The pricing strategy for Biosimilars is still evolving. Few years ago it was assumed that Biosimilars would command low discount compared to small molecule generics. However, recent events illustrate two ends of the pricing spectrum for Biosimilars. Here we briefly discuss the two examples:
Sweden Approval of Benepali
Benepali is the biosimilar version of Amgen and Pfizer’s mega blockbuster drug Enbrel. Amgen markets Enbrel in the United States and Pfizer markets it outside the US and Canada. In 2015, Enbrel’s sales in the US and Canada were $5.4 Billion.
Today Sweden’s HTA agency approved Benepali for reimbursement at only 10% discount compared to Enbrel. This price discount is relatively low compared to typical price discounts for biosimilar ESAs and GM-CSFs.
The HTA agency’s comments for the Benepali were:
HTA believes that Benepali has the same efficacy and safety of Enbrel
Extensive analysis of Benepalis immunogenicity showed that the immune response to etanercept and its influence on the efficacy and safety comparable between Benepali and Enbrel
Norway’s Aggressive Price Negotiation for Biosimilar Remicade

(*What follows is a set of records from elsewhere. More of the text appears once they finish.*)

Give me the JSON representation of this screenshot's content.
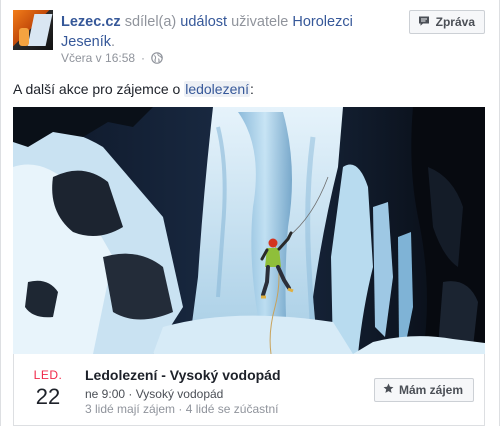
{
  "header": {
    "page_name": "Lezec.cz",
    "action_text": "sdílel(a)",
    "event_link": "událost",
    "owner_prefix": "uživatele",
    "owner_name": "Horolezci Jeseník",
    "owner_suffix": ".",
    "timestamp": "Včera v 16:58",
    "message_button": "Zpráva"
  },
  "post": {
    "text": "A další akce pro zájemce o",
    "tag": "ledolezení",
    "suffix": ":"
  },
  "event": {
    "month": "LED.",
    "day": "22",
    "title": "Ledolezení - Vysoký vodopád",
    "time": "ne 9:00",
    "location": "Vysoký vodopád",
    "interested": "3 lidé mají zájem",
    "going": "4 lidé se zúčastní",
    "interest_button": "Mám zájem"
  },
  "colors": {
    "link": "#365899",
    "month_red": "#f02849",
    "muted": "#90949c"
  }
}
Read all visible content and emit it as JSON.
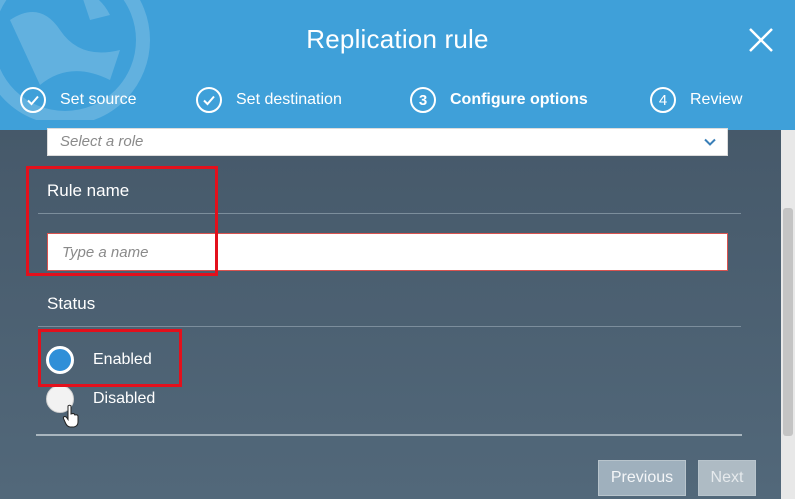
{
  "header": {
    "title": "Replication rule",
    "steps": [
      {
        "number": "",
        "label": "Set source",
        "state": "done"
      },
      {
        "number": "",
        "label": "Set destination",
        "state": "done"
      },
      {
        "number": "3",
        "label": "Configure options",
        "state": "active"
      },
      {
        "number": "4",
        "label": "Review",
        "state": "pending"
      }
    ]
  },
  "form": {
    "role_select": {
      "placeholder": "Select a role"
    },
    "rule_name": {
      "label": "Rule name",
      "placeholder": "Type a name"
    },
    "status": {
      "label": "Status",
      "options": [
        {
          "label": "Enabled",
          "selected": true
        },
        {
          "label": "Disabled",
          "selected": false
        }
      ]
    }
  },
  "footer": {
    "previous_label": "Previous",
    "next_label": "Next"
  },
  "colors": {
    "header_bg": "#3fa0d9",
    "panel_bg": "#4a5d6e",
    "highlight": "#e3101c",
    "radio_selected": "#2f8fd8"
  }
}
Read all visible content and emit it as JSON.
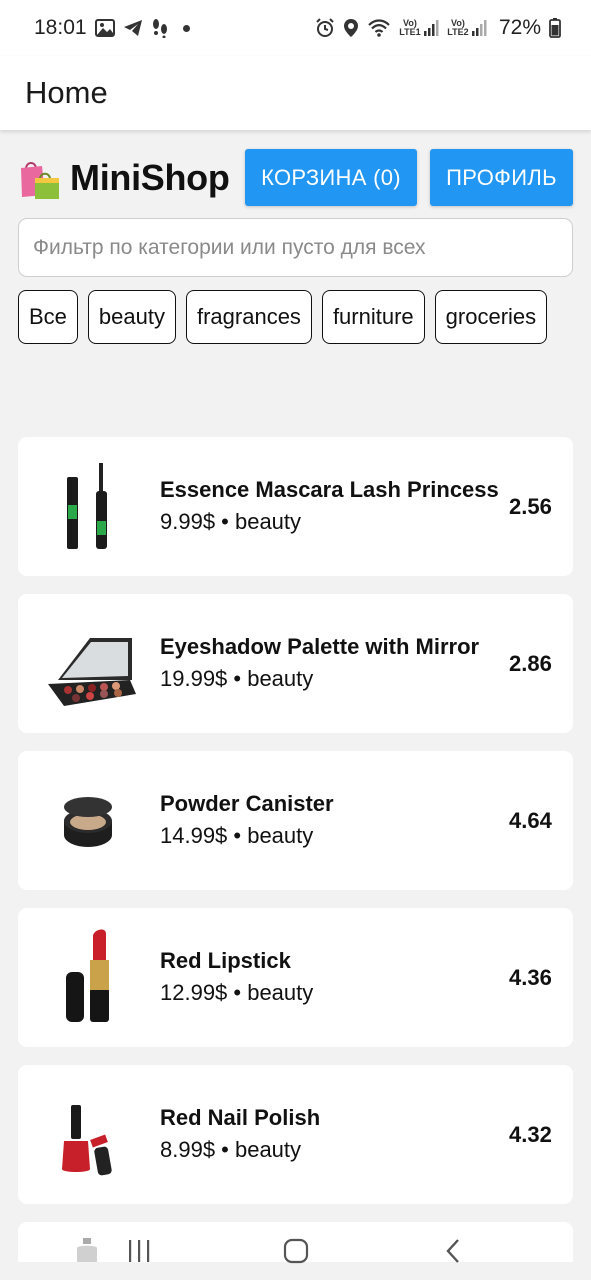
{
  "status_bar": {
    "time": "18:01",
    "lte1_label": "Vo) LTE1",
    "lte2_label": "Vo) LTE2",
    "battery": "72%"
  },
  "app_bar": {
    "title": "Home"
  },
  "header": {
    "logo_emoji": "shopping-bags-icon",
    "title": "MiniShop",
    "cart_button": "КОРЗИНА (0)",
    "profile_button": "ПРОФИЛЬ"
  },
  "filter": {
    "value": "",
    "placeholder": "Фильтр по категории или пусто для всех"
  },
  "chips": [
    "Все",
    "beauty",
    "fragrances",
    "furniture",
    "groceries"
  ],
  "products": [
    {
      "name": "Essence Mascara Lash Princess",
      "meta": "9.99$ • beauty",
      "rating": "2.56",
      "icon": "mascara-icon"
    },
    {
      "name": "Eyeshadow Palette with Mirror",
      "meta": "19.99$ • beauty",
      "rating": "2.86",
      "icon": "eyeshadow-palette-icon"
    },
    {
      "name": "Powder Canister",
      "meta": "14.99$ • beauty",
      "rating": "4.64",
      "icon": "powder-canister-icon"
    },
    {
      "name": "Red Lipstick",
      "meta": "12.99$ • beauty",
      "rating": "4.36",
      "icon": "lipstick-icon"
    },
    {
      "name": "Red Nail Polish",
      "meta": "8.99$ • beauty",
      "rating": "4.32",
      "icon": "nail-polish-icon"
    }
  ],
  "colors": {
    "accent": "#2196f3",
    "background": "#f2f2f2",
    "card": "#ffffff"
  }
}
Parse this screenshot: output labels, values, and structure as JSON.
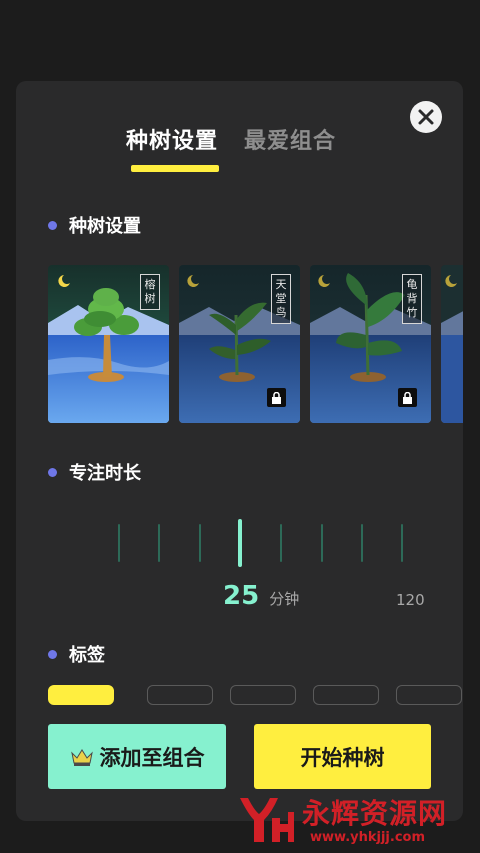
{
  "tabs": [
    {
      "label": "种树设置",
      "active": true
    },
    {
      "label": "最爱组合",
      "active": false
    }
  ],
  "sections": {
    "tree": "种树设置",
    "duration": "专注时长",
    "tag": "标签"
  },
  "trees": [
    {
      "name": "榕树",
      "locked": false
    },
    {
      "name": "天堂鸟",
      "locked": true
    },
    {
      "name": "龟背竹",
      "locked": true
    },
    {
      "name": "",
      "locked": false
    }
  ],
  "duration": {
    "value": "25",
    "unit": "分钟",
    "max": "120",
    "selected_level": 25
  },
  "buttons": {
    "add_to_combo": "添加至组合",
    "start": "开始种树"
  },
  "watermark": {
    "text": "永辉资源网",
    "url": "www.yhkjjj.com"
  },
  "colors": {
    "accent_yellow": "#ffee3f",
    "accent_green": "#86f1cf",
    "dot": "#6f77e8",
    "panel": "#2a2a2b"
  },
  "icons": {
    "close": "close-icon",
    "lock": "lock-icon",
    "crown": "crown-icon",
    "moon": "moon-icon"
  }
}
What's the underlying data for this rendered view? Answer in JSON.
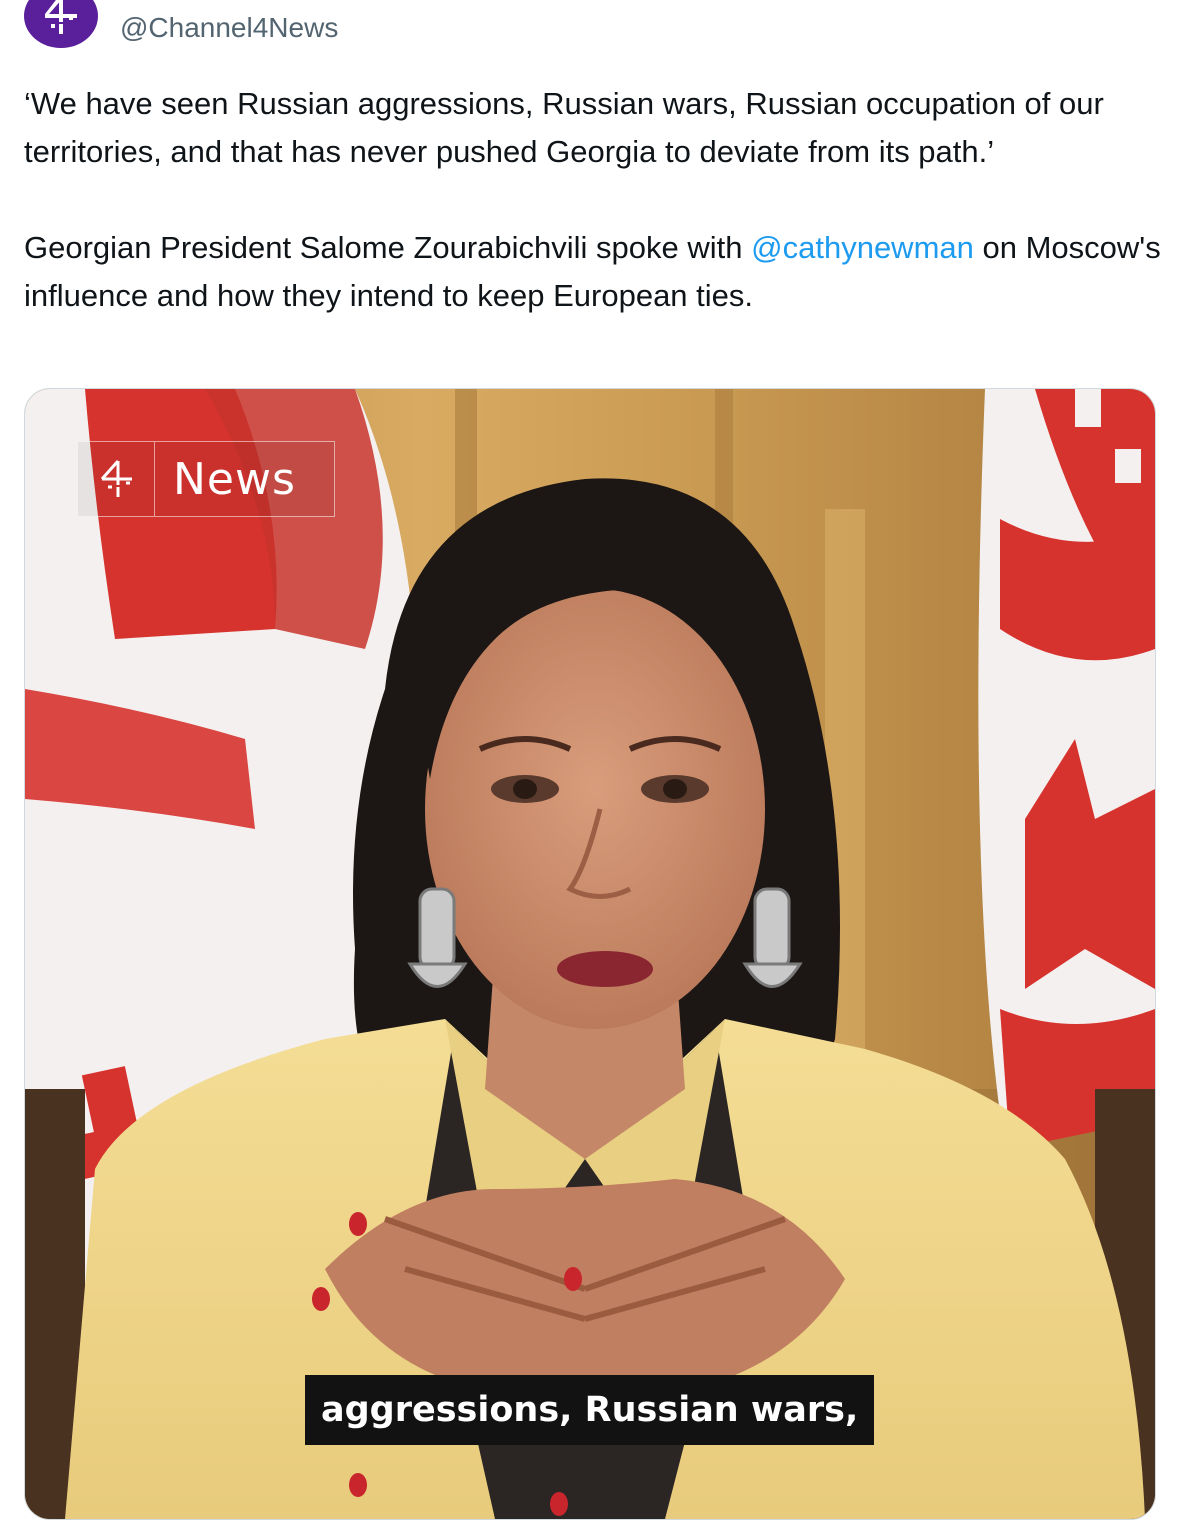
{
  "tweet": {
    "handle": "@Channel4News",
    "quote": "‘We have seen Russian aggressions, Russian wars, Russian occupation of our territories, and that has never pushed Georgia to deviate from its path.’",
    "body_before_mention": "Georgian President Salome Zourabichvili spoke with ",
    "mention": "@cathynewman",
    "body_after_mention": " on Moscow's influence and how they intend to keep European ties."
  },
  "media": {
    "logo_word": "News",
    "subtitle": "aggressions, Russian wars,"
  },
  "icons": {
    "avatar": "channel4-logo-icon",
    "verified": "verified-badge-icon",
    "video_logo": "channel4-logo-icon"
  },
  "colors": {
    "avatar_bg": "#5a1f9a",
    "mention": "#1d9bf0",
    "text": "#0f1419",
    "handle": "#536471",
    "flag_red": "#d7332e",
    "jacket": "#f1d98e"
  }
}
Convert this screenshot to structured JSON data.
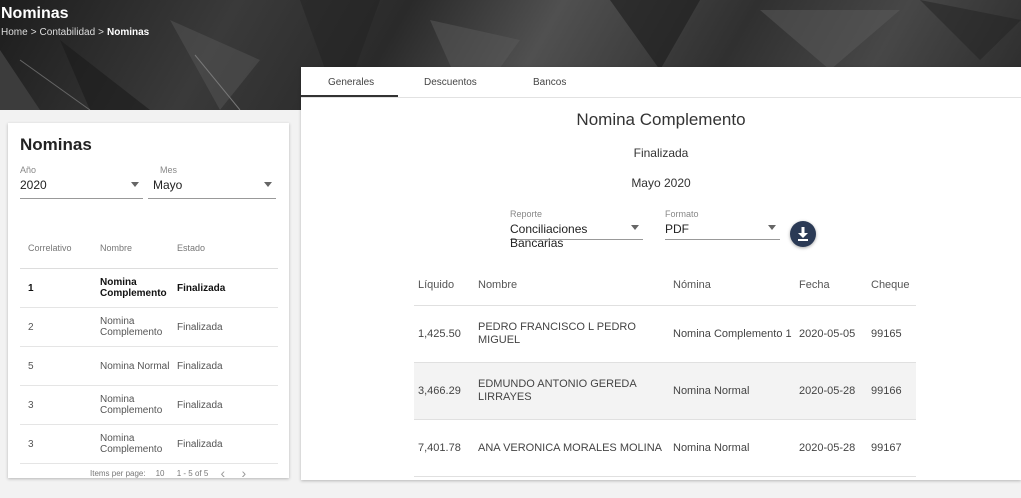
{
  "header": {
    "title": "Nominas",
    "breadcrumb": [
      "Home",
      "Contabilidad",
      "Nominas"
    ]
  },
  "left_panel": {
    "title": "Nominas",
    "year": {
      "label": "Año",
      "value": "2020"
    },
    "month": {
      "label": "Mes",
      "value": "Mayo"
    },
    "columns": [
      "Correlativo",
      "Nombre",
      "Estado"
    ],
    "rows": [
      {
        "correlativo": "1",
        "nombre": "Nomina Complemento",
        "estado": "Finalizada",
        "selected": true
      },
      {
        "correlativo": "2",
        "nombre": "Nomina Complemento",
        "estado": "Finalizada",
        "selected": false
      },
      {
        "correlativo": "5",
        "nombre": "Nomina Normal",
        "estado": "Finalizada",
        "selected": false
      },
      {
        "correlativo": "3",
        "nombre": "Nomina Complemento",
        "estado": "Finalizada",
        "selected": false
      },
      {
        "correlativo": "3",
        "nombre": "Nomina Complemento",
        "estado": "Finalizada",
        "selected": false
      }
    ],
    "paginator": {
      "items_per_page_label": "Items per page:",
      "items_per_page": "10",
      "range": "1 - 5 of 5"
    }
  },
  "main": {
    "tabs": [
      "Generales",
      "Descuentos",
      "Bancos"
    ],
    "active_tab": "Generales",
    "title": "Nomina Complemento",
    "status": "Finalizada",
    "period": "Mayo 2020",
    "report": {
      "label": "Reporte",
      "value": "Conciliaciones Bancarias"
    },
    "format": {
      "label": "Formato",
      "value": "PDF"
    },
    "columns": [
      "Líquido",
      "Nombre",
      "Nómina",
      "Fecha",
      "Cheque"
    ],
    "rows": [
      {
        "liquido": "1,425.50",
        "nombre": "PEDRO FRANCISCO L PEDRO MIGUEL",
        "nomina": "Nomina Complemento 1",
        "fecha": "2020-05-05",
        "cheque": "99165"
      },
      {
        "liquido": "3,466.29",
        "nombre": "EDMUNDO ANTONIO GEREDA LIRRAYES",
        "nomina": "Nomina Normal",
        "fecha": "2020-05-28",
        "cheque": "99166"
      },
      {
        "liquido": "7,401.78",
        "nombre": "ANA VERONICA MORALES MOLINA",
        "nomina": "Nomina Normal",
        "fecha": "2020-05-28",
        "cheque": "99167"
      }
    ]
  },
  "icons": {
    "download": "download-icon",
    "prev": "chevron-left-icon",
    "next": "chevron-right-icon"
  },
  "colors": {
    "accent": "#2b3a55"
  }
}
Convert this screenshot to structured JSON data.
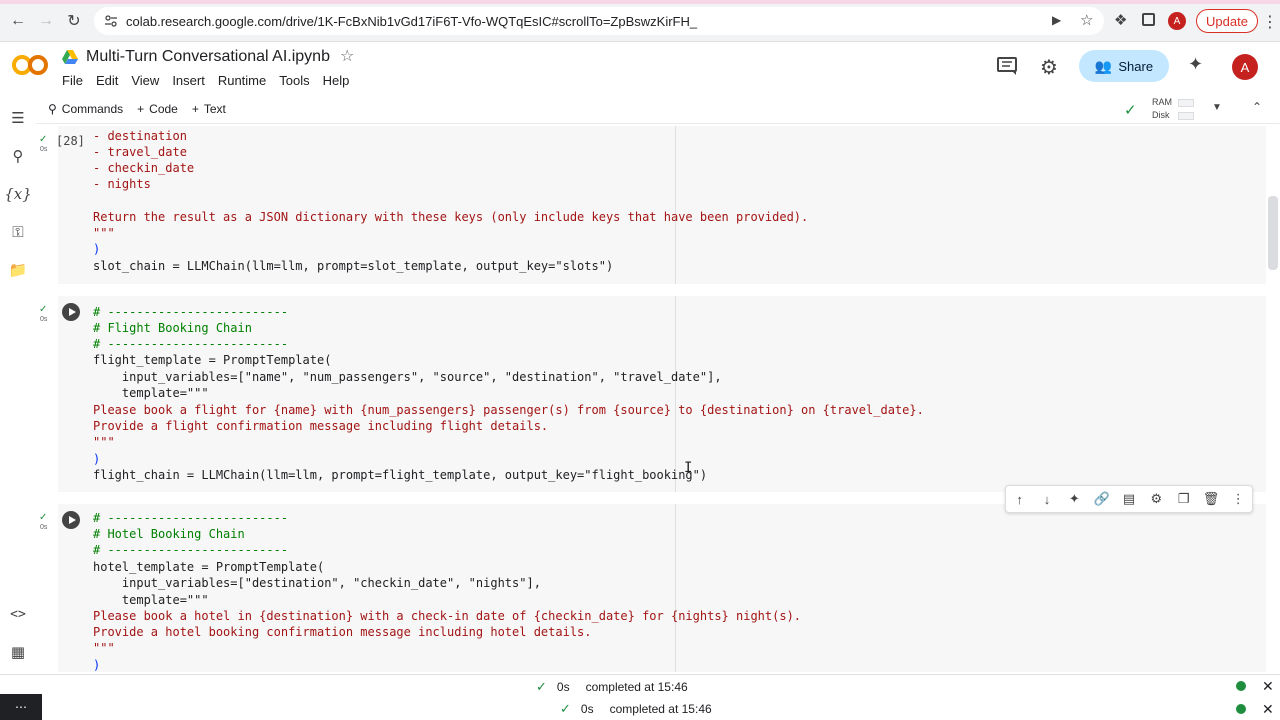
{
  "browser": {
    "url": "colab.research.google.com/drive/1K-FcBxNib1vGd17iF6T-Vfo-WQTqEsIC#scrollTo=ZpBswzKirFH_",
    "update_label": "Update",
    "avatar_letter": "A"
  },
  "header": {
    "title": "Multi-Turn Conversational AI.ipynb",
    "menu": [
      "File",
      "Edit",
      "View",
      "Insert",
      "Runtime",
      "Tools",
      "Help"
    ],
    "share_label": "Share",
    "avatar_letter": "A",
    "logo_text": "CO"
  },
  "toolbar": {
    "commands_label": "Commands",
    "code_label": "Code",
    "text_label": "Text",
    "ram_label": "RAM",
    "disk_label": "Disk"
  },
  "cells": {
    "cell1": {
      "exec_count": "[28]",
      "time": "0s",
      "lines": [
        "- destination",
        "- travel_date",
        "- checkin_date",
        "- nights",
        "",
        "Return the result as a JSON dictionary with these keys (only include keys that have been provided).",
        "\"\"\"",
        ")",
        "slot_chain = LLMChain(llm=llm, prompt=slot_template, output_key=\"slots\")"
      ]
    },
    "cell2": {
      "time": "0s",
      "lines": [
        "# -------------------------",
        "# Flight Booking Chain",
        "# -------------------------",
        "flight_template = PromptTemplate(",
        "    input_variables=[\"name\", \"num_passengers\", \"source\", \"destination\", \"travel_date\"],",
        "    template=\"\"\"",
        "Please book a flight for {name} with {num_passengers} passenger(s) from {source} to {destination} on {travel_date}.",
        "Provide a flight confirmation message including flight details.",
        "\"\"\"",
        ")",
        "flight_chain = LLMChain(llm=llm, prompt=flight_template, output_key=\"flight_booking\")"
      ]
    },
    "cell3": {
      "time": "0s",
      "lines": [
        "# -------------------------",
        "# Hotel Booking Chain",
        "# -------------------------",
        "hotel_template = PromptTemplate(",
        "    input_variables=[\"destination\", \"checkin_date\", \"nights\"],",
        "    template=\"\"\"",
        "Please book a hotel in {destination} with a check-in date of {checkin_date} for {nights} night(s).",
        "Provide a hotel booking confirmation message including hotel details.",
        "\"\"\"",
        ")"
      ]
    }
  },
  "status_bar": {
    "row1_time": "0s",
    "row1_text": "completed at 15:46",
    "row2_time": "0s",
    "row2_text": "completed at 15:46"
  },
  "colors": {
    "accent": "#c2e7ff",
    "success": "#1e8e3e",
    "string": "#a31515",
    "danger": "#d93025"
  },
  "icons": {
    "rail": [
      "table-of-contents-icon",
      "search-icon",
      "variables-icon",
      "key-icon",
      "folder-icon",
      "code-snippets-icon",
      "terminal-icon"
    ],
    "cell_toolbar": [
      "arrow-up-icon",
      "arrow-down-icon",
      "sparkle-icon",
      "link-icon",
      "comment-icon",
      "gear-icon",
      "mirror-icon",
      "trash-icon",
      "more-vert-icon"
    ]
  }
}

Remicade is an Anti-CD 20 mAb marketed by Janssen. In 2015, Remicade’s sales were $6.6B. The biosimilar version of Remicade, called Remsima was approved in Norway after negotiating ~70% discount.